Reed’s Star Racing/YNot Buell got faster run after run in qualifying kept it up well into eliminations, where he advanced to the semifinals for the second time in his career and the second time in the past three races. At Indy, the last race of the regular season, a clutch semifinal performance catapulted Reed into the Countdown to the Championship playoffs. This time, it helped him climb to a career-high ninth in the NHRA Pro Stock Motorcycle standings, just ahead of two-time world champ Matt Smith.

“The bike ran good all weekend, until the semi’s,” said Reed, who fell just short of his first final-round appearance when his machine inexplicably slowed a full tenth of a second opposite eventual winner Jerry Savoie. “Something tightened up somewhere – a bearing or the brakes or something was hung up. I could feel it.”
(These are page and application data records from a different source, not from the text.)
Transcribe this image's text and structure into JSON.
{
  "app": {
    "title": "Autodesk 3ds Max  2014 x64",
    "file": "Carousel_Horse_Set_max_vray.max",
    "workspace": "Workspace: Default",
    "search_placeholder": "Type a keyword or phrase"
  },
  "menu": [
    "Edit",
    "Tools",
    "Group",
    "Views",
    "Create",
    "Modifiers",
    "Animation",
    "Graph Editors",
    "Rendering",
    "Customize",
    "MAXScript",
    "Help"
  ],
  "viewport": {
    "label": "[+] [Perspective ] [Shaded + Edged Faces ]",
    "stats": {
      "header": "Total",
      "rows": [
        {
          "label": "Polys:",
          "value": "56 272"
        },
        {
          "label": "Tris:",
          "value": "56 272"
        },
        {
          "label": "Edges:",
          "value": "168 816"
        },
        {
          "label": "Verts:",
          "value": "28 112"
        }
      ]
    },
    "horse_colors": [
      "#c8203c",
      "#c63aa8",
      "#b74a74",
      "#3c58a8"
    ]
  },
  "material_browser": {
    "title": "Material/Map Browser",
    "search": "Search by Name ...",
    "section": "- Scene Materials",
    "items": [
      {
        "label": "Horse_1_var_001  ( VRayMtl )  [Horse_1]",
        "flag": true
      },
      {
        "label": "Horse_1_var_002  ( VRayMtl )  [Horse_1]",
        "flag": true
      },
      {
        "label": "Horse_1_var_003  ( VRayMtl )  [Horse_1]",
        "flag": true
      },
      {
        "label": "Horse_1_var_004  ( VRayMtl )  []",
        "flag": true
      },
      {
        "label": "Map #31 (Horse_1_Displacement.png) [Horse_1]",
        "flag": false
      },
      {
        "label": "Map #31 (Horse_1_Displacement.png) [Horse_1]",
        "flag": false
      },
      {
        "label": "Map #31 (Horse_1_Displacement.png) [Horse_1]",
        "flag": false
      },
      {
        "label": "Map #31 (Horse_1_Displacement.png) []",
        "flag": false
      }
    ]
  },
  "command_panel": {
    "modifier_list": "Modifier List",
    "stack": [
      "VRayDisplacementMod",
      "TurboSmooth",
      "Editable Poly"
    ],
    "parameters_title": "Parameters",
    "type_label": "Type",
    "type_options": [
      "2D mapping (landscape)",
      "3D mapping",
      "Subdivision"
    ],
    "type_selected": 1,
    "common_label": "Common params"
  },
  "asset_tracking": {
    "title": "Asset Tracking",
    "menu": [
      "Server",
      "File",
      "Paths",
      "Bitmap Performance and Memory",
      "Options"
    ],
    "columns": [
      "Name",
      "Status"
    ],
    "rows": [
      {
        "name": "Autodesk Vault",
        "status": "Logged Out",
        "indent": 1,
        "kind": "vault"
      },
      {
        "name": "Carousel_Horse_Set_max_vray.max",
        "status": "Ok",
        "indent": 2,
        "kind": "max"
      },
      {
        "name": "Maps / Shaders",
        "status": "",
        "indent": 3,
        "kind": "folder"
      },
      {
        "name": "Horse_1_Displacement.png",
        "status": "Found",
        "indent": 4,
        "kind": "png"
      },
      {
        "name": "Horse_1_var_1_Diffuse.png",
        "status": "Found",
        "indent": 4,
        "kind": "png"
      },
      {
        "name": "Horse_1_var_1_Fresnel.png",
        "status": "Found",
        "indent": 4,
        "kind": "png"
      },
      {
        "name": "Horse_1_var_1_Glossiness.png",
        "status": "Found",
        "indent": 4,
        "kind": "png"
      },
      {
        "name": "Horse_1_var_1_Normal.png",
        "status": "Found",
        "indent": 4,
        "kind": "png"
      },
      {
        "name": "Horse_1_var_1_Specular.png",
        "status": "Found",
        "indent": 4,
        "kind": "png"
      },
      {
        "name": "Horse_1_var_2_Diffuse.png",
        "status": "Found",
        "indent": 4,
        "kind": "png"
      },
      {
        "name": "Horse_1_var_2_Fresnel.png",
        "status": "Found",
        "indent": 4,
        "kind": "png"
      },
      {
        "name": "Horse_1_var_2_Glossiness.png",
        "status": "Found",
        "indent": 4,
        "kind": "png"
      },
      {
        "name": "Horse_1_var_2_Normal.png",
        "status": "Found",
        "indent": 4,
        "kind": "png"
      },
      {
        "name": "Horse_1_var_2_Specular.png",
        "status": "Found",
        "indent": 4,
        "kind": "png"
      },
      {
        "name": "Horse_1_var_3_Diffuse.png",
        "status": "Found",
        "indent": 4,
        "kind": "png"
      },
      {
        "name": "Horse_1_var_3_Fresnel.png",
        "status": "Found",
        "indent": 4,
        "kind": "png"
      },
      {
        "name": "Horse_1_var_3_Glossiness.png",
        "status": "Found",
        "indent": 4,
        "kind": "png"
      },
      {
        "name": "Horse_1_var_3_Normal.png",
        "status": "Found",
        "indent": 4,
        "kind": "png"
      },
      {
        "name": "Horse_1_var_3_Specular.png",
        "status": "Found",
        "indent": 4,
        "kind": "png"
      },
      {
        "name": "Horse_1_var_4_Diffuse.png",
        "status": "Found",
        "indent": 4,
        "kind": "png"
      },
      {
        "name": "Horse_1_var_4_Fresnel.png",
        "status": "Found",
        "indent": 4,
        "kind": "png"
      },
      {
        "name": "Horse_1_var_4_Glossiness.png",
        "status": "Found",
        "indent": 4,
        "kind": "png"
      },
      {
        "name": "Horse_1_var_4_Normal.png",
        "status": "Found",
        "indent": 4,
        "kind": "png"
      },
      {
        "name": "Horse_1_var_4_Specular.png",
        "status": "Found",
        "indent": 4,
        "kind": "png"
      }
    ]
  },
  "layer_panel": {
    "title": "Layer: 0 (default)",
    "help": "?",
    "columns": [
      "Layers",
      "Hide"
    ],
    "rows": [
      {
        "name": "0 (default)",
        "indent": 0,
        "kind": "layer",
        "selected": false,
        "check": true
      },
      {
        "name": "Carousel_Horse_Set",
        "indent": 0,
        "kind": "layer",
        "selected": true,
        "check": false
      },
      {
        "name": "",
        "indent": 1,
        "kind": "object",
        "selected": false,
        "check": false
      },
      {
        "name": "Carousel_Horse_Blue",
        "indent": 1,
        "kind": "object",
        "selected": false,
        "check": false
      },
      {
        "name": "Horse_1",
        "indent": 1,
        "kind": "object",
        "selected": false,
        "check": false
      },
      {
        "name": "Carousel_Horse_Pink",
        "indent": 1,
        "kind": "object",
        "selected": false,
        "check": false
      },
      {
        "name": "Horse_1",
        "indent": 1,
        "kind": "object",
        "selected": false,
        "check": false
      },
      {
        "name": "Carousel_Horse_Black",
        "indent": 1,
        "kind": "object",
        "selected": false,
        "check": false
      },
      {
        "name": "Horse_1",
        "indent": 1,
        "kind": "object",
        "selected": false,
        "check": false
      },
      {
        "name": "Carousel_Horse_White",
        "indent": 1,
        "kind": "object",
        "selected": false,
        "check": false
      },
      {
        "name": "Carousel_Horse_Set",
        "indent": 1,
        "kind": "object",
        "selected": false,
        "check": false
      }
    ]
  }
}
It was a storybook weekend up to that point, with a quicker E.T. showing up on the Gateway scoreboards five times in a row. Reed got things rolling with a 6.951 and a 6.915 on Friday and improved to a 6.910 and a finally a 6.884 that locked up a spot in the fast half of the field for the third time in the past four races.
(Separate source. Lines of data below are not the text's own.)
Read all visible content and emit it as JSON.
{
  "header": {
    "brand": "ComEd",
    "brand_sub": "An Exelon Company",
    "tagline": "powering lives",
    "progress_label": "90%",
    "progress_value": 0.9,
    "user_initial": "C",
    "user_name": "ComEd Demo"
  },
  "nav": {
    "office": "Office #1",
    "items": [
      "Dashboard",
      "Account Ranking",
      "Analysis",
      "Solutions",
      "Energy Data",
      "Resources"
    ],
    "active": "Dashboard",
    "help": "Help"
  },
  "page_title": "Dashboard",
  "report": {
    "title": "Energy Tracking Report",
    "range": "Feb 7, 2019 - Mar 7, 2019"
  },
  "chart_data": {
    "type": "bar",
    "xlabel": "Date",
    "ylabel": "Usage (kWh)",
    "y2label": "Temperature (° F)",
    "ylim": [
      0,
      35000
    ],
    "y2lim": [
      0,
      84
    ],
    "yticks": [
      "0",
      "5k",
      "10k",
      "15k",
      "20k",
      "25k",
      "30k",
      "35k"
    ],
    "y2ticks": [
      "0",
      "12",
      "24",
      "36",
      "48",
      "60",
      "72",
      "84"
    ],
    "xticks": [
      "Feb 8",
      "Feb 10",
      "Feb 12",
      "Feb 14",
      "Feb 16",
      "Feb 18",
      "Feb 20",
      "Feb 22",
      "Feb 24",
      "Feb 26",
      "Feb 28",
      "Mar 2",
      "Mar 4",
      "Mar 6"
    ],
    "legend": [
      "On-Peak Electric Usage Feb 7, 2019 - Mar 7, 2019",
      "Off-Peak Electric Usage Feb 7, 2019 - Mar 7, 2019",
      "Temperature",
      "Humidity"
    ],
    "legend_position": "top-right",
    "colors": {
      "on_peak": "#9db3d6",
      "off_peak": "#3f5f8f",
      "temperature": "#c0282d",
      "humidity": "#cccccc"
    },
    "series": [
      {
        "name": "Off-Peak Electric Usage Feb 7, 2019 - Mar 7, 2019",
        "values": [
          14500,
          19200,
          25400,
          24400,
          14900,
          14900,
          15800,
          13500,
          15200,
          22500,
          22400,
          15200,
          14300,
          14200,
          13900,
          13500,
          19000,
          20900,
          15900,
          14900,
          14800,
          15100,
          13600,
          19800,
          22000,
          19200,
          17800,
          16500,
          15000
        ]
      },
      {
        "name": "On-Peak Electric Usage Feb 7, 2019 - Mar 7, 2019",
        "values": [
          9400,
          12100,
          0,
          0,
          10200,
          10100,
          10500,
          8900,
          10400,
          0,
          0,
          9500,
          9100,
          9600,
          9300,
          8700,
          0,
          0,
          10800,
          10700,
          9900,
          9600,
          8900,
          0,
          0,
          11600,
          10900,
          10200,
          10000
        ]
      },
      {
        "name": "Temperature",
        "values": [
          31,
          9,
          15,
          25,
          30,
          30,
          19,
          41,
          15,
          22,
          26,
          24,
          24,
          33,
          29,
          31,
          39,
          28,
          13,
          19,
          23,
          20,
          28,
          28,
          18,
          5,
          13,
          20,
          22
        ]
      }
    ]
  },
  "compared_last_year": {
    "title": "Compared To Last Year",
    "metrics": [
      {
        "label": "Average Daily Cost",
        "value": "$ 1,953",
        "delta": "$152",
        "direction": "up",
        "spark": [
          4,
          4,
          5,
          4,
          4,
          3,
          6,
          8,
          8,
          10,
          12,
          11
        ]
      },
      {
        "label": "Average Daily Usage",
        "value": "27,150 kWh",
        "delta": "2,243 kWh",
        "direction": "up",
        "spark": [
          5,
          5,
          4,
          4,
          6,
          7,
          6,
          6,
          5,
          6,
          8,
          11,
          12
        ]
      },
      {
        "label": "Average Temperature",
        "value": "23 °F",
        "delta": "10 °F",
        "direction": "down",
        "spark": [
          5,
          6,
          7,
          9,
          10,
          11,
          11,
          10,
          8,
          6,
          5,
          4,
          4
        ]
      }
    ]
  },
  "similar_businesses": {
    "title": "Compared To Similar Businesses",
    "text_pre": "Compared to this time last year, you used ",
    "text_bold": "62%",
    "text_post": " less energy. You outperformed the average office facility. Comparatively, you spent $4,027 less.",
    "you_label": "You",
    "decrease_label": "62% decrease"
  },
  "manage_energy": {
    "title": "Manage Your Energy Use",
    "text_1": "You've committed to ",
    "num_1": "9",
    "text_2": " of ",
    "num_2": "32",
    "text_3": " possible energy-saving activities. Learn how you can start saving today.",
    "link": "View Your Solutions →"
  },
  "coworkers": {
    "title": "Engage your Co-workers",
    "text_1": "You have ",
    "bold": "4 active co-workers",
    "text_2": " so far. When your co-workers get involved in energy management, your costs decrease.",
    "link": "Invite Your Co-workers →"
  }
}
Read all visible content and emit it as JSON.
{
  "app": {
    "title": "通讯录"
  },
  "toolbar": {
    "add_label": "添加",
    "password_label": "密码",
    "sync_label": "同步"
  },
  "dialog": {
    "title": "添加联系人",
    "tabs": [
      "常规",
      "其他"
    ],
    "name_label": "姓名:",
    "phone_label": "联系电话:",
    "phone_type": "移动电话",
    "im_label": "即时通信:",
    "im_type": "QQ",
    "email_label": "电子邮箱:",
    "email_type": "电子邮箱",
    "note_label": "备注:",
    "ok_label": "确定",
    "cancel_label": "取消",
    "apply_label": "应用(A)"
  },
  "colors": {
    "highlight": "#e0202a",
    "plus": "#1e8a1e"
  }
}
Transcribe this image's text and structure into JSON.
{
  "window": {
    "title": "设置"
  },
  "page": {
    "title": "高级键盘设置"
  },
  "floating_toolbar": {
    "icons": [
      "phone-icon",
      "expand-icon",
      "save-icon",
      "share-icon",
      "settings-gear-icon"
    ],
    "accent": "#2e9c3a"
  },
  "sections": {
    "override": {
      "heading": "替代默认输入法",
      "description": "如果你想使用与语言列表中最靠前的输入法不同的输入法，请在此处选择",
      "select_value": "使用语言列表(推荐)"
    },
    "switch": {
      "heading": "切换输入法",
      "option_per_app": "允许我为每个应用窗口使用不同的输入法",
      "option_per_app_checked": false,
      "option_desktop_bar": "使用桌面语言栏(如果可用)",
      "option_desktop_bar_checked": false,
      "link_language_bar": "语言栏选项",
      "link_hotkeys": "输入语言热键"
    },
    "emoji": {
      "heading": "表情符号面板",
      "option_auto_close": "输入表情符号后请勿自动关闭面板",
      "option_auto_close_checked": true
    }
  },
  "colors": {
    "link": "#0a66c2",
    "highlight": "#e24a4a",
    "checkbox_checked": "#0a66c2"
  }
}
Reed, who beat L.E. Tonglet in Chicago and lost to him last week in Chicago, put away the former world champ in the opening round with an even quicker 6.873, the second-quickest official run of his career. The bike finally slowed in the quarterfinals, but not nearly enough to cost Reed the round against two-time world champ Eddie Krawiec, the second-ranked rider in the NHRA standings heading into the playoffs and runner-up for the 2015 championship.

“I figured he’d press the Tree,” said Reed of their first head-to-head meeting ever. “Nothing’s ever been said – it was all cordial, all good – but there’s an unspoken beef between the Harley guys and us and I really wanted to cut a teen light on him.” He did, with a .016 reaction time that gave him a two-hundredths advantage going by the Tree, an edge he maintained all the way to the finish line for a 6.921 to 6.925 win, the biggest of his young career.
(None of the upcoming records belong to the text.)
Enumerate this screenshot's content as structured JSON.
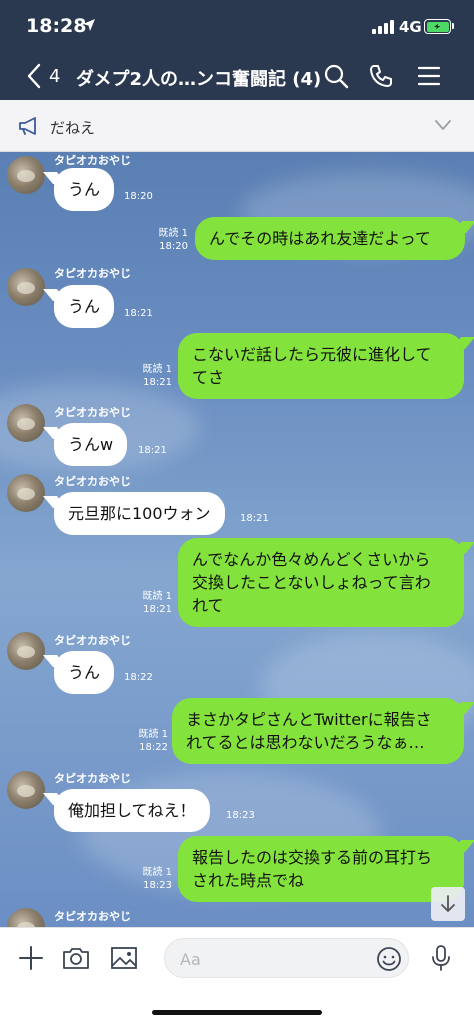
{
  "status": {
    "time": "18:28",
    "network": "4G"
  },
  "nav": {
    "back_count": "4",
    "title": "ダメプ2人の…ンコ奮闘記 (4)"
  },
  "notice": {
    "text": "だねえ"
  },
  "sender_name": "タピオカおやじ",
  "messages": [
    {
      "text": "うん",
      "time": "18:20"
    },
    {
      "read": "既読 1",
      "text": "んでその時はあれ友達だよって",
      "time": "18:20"
    },
    {
      "text": "うん",
      "time": "18:21"
    },
    {
      "read": "既読 1",
      "line1": "こないだ話したら元彼に進化して",
      "line2": "てさ",
      "time": "18:21"
    },
    {
      "text": "うんw",
      "time": "18:21"
    },
    {
      "text": "元旦那に100ウォン",
      "time": "18:21"
    },
    {
      "read": "既読 1",
      "line1": "んでなんか色々めんどくさいから",
      "line2": "交換したことないしょねって言わ",
      "line3": "れて",
      "time": "18:21"
    },
    {
      "text": "うん",
      "time": "18:22"
    },
    {
      "read": "既読 1",
      "line1": "まさかタピさんとTwitterに報告さ",
      "line2": "れてるとは思わないだろうなぁ…",
      "time": "18:22"
    },
    {
      "text": "俺加担してねえ！",
      "time": "18:23"
    },
    {
      "read": "既読 1",
      "line1": "報告したのは交換する前の耳打ち",
      "line2": "された時点でね",
      "time": "18:23"
    }
  ],
  "input": {
    "placeholder": "Aa"
  },
  "colors": {
    "header": "#2a3850",
    "bubble_out": "#84e23d",
    "bubble_in": "#ffffff",
    "chat_bg": "#6b8fc2"
  }
}
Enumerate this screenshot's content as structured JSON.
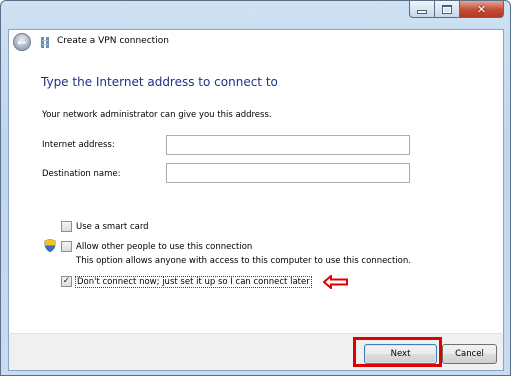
{
  "window": {
    "title": "Create a VPN connection"
  },
  "caption_buttons": {
    "minimize_icon": "minimize-icon",
    "maximize_icon": "maximize-icon",
    "close_glyph": "✕"
  },
  "navigation": {
    "back_glyph": "←"
  },
  "page": {
    "heading": "Type the Internet address to connect to",
    "instruction": "Your network administrator can give you this address."
  },
  "form": {
    "internet_address": {
      "label": "Internet address:",
      "value": "",
      "placeholder": ""
    },
    "destination_name": {
      "label": "Destination name:",
      "value": "",
      "placeholder": ""
    }
  },
  "options": {
    "smart_card": {
      "label": "Use a smart card",
      "checked": false
    },
    "allow_others": {
      "label": "Allow other people to use this connection",
      "description": "This option allows anyone with access to this computer to use this connection.",
      "checked": false,
      "icon": "uac-shield-icon"
    },
    "dont_connect": {
      "label": "Don't connect now; just set it up so I can connect later",
      "checked": true,
      "check_glyph": "✓"
    }
  },
  "buttons": {
    "next": "Next",
    "cancel": "Cancel"
  },
  "annotations": {
    "highlight_color": "#e00000"
  }
}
The rookie was finally toppled in the semifinals, when his bike slipped to a 7.02 – well short of Savoie’s winning 6.92. “Everything else was good early – our 60-foot time and 330-foot times even better than his,” said Reed, who’s now just two points out of eighth place and one round out of seventh. “I have blinders on my helmet, so I can’t really tell if I’m ahead or behind unless the other guy’s way out there, but somewhere before the finish line, I saw him ahead of me. That’s OK. Getting to the semi’s is great. That’s twice now. Now they know we can do it.”


Cory Reed cut a .002 reaction time in the first round at the Carolina Nationals, but his near-perfect light was completely overshadowed by the magnitude of his announcement following the event: He’s leaving George Bryce’s Star Racing to form his own Pro Stock Motorcycle team, and taking his teammate, 2000-02 NHRA world champ Angelle Sampey, with him.

“It’s going to be awesome,” Reed said of the newest YNot Racing race team, which joins brother Steven and father Jim Whiteley on the YNot Pro Mod team and mom Annie Whiteley, a perennial Top 5 player in the NHRA standings, on the YNot Top Alcohol Funny Car team. “All the details will come out later. Right now, we need to get this motorcycle running good again.”

With a 6.91 at 192.66 mph, Reed qualified No. 12 at zMax Dragway, the first race of the six-race Countdown to the Championship playoffs. “I had .030 lights both times in the right lane because there’s like a little hill right behind where you’re staging,” he said. “It rolls you forward, and that can mess you up. It happened again when I got the right lane for first round, but I knew it was going to happen and was prepared for it.”

Reed had a .009 reaction time on another qualifying lap and, when it really counted, a telepathic .002 in the first round of eliminations. That wasn’t nearly enough against No. 5 qualifier and former world champ L.E. Tonglet, who rode away from him with for an easy 6.88 to 6.99 win.

“My shift points were good, more consistent than ever, and I rode consistent all weekend, but the bike wouldn’t come to us,” said Reed, who hadn’t been beaten in the first round since Englishtown – seven races ago. “We put a new tire on it, but the 60-foot times never did come around. I’m not sure what the deal is.”

« Older posts

© 2024 YNot Racing

Theme by Anders NorenUp ↑